Elsie Riordan continued to teach elementary school in Sedona for the rest of her career. Kate met several locals in Sedona who remember Elsie as their third and fourth-grade teacher.  Elsie loved the Native American culture, studied it extensively, and was an avid collector of art, pottery and jewelry.  We are fortunate, most of Elsie’s adored art collection is still with the ranch. Pieces of the collection are often loaned to the Phippen Museum in Prescott.

Sally Anne

Little Sally Anne grew up and worked for one year as a school teacher.  She told Kate that the principal let her go because she wasn’t strict enough and her students were having too much fun.  Sally Anne spent the rest of her life exploring the arts, music, helping the aunts in Sedona and her mother in California.

In the late 60’s, Sally gave her niece a piece of land to build her own home.  Sally Anne, who fancied herself quite adept as an architect, created plans for Sun Cliff.   The building began in 1970.  She called her little one-bedroom house on the red rock bluff her “Indian House.

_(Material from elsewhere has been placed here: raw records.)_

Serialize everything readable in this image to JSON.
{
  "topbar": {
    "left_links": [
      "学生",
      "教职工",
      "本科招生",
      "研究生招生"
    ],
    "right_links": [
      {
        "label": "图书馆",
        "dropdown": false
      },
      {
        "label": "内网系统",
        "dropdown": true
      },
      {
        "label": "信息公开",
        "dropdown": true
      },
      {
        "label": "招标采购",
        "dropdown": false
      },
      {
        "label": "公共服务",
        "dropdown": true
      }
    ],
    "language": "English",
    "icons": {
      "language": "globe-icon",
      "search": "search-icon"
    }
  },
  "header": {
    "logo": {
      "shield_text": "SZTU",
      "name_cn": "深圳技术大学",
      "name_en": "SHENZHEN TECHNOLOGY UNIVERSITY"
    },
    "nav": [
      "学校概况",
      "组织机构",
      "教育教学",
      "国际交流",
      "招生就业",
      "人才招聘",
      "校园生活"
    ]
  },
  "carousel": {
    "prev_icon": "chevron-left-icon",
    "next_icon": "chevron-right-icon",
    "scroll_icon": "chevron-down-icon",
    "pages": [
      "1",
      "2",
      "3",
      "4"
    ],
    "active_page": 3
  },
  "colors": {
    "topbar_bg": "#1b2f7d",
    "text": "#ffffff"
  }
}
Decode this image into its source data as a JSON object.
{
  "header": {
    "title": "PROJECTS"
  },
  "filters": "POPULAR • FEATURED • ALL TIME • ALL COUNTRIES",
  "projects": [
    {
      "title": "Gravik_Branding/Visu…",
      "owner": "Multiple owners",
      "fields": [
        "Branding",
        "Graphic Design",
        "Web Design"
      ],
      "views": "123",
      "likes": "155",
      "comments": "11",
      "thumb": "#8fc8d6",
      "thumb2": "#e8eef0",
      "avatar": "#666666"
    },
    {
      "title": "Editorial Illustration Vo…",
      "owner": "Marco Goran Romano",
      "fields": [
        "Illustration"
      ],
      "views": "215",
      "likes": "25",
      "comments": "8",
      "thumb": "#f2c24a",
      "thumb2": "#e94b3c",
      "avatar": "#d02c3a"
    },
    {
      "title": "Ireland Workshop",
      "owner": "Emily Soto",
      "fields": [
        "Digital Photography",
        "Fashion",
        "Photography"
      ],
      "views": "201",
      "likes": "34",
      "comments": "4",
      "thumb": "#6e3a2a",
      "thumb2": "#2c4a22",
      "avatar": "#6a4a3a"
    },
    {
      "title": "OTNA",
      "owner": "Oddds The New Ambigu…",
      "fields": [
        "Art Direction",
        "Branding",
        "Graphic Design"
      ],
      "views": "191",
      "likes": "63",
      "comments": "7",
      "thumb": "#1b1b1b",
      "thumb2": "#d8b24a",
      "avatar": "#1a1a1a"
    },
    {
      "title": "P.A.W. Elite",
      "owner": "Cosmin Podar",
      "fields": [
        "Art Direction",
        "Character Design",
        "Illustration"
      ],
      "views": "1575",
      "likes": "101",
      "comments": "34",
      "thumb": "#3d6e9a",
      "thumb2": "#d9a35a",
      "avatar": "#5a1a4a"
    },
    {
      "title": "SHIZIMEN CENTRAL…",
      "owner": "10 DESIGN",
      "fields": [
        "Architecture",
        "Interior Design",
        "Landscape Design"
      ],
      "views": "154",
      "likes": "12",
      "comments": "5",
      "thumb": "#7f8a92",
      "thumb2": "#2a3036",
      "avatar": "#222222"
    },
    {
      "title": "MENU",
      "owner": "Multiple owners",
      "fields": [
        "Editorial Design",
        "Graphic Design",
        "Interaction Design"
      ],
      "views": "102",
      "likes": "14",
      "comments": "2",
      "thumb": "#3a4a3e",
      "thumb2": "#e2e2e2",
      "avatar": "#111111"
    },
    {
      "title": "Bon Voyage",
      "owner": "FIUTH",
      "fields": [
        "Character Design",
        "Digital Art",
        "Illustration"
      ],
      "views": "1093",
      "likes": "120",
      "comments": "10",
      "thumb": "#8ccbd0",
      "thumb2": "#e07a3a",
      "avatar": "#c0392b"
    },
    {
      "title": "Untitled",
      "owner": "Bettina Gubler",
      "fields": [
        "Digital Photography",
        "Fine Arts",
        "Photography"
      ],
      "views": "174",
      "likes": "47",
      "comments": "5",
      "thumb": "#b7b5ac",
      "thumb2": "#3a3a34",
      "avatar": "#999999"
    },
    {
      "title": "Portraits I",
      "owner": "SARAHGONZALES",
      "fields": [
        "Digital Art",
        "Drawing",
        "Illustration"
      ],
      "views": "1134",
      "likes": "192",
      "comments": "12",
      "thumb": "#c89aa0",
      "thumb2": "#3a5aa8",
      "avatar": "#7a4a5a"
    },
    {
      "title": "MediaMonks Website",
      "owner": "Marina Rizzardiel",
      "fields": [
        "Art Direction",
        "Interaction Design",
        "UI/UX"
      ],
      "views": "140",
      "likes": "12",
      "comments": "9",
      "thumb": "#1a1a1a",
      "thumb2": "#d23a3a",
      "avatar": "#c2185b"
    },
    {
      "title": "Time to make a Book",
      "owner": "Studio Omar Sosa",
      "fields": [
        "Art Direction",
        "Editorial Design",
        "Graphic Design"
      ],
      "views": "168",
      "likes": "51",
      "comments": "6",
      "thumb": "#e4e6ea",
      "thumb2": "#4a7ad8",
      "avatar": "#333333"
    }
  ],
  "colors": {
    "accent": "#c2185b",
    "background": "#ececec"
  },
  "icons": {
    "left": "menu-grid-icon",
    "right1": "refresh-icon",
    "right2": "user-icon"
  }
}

Sally Anne enjoyed spending time at the “Indian House” over the years.

Sally Anne never married.  After her mother passed, she had to decide to remain in California or keep Red Rock Ranch.  Her time spent with the aunts in Sedona were some of her fondest memories so she decided to move to Sedona in 1998 . Sally Anne lived out the rest of her life in a place that held loving memories for her.  Sally Anne passed away  in 2011, leaving behind an amazingly rich history and a promise from the Joy Family to love, cherish and value this special piece of God’s country.

Sally Anne – 1942
Sally Anne – 1943
Sally Anne – 1944
Elsie -Age 35
Sally Anne Age 10
1943
Otto – 1947
Otto and Sally – 1947
Sally Anne as a Toddler
1930
Sally Anne – 1969
Proprietors of Sun Cliff Sedona
Tom & Kate Joy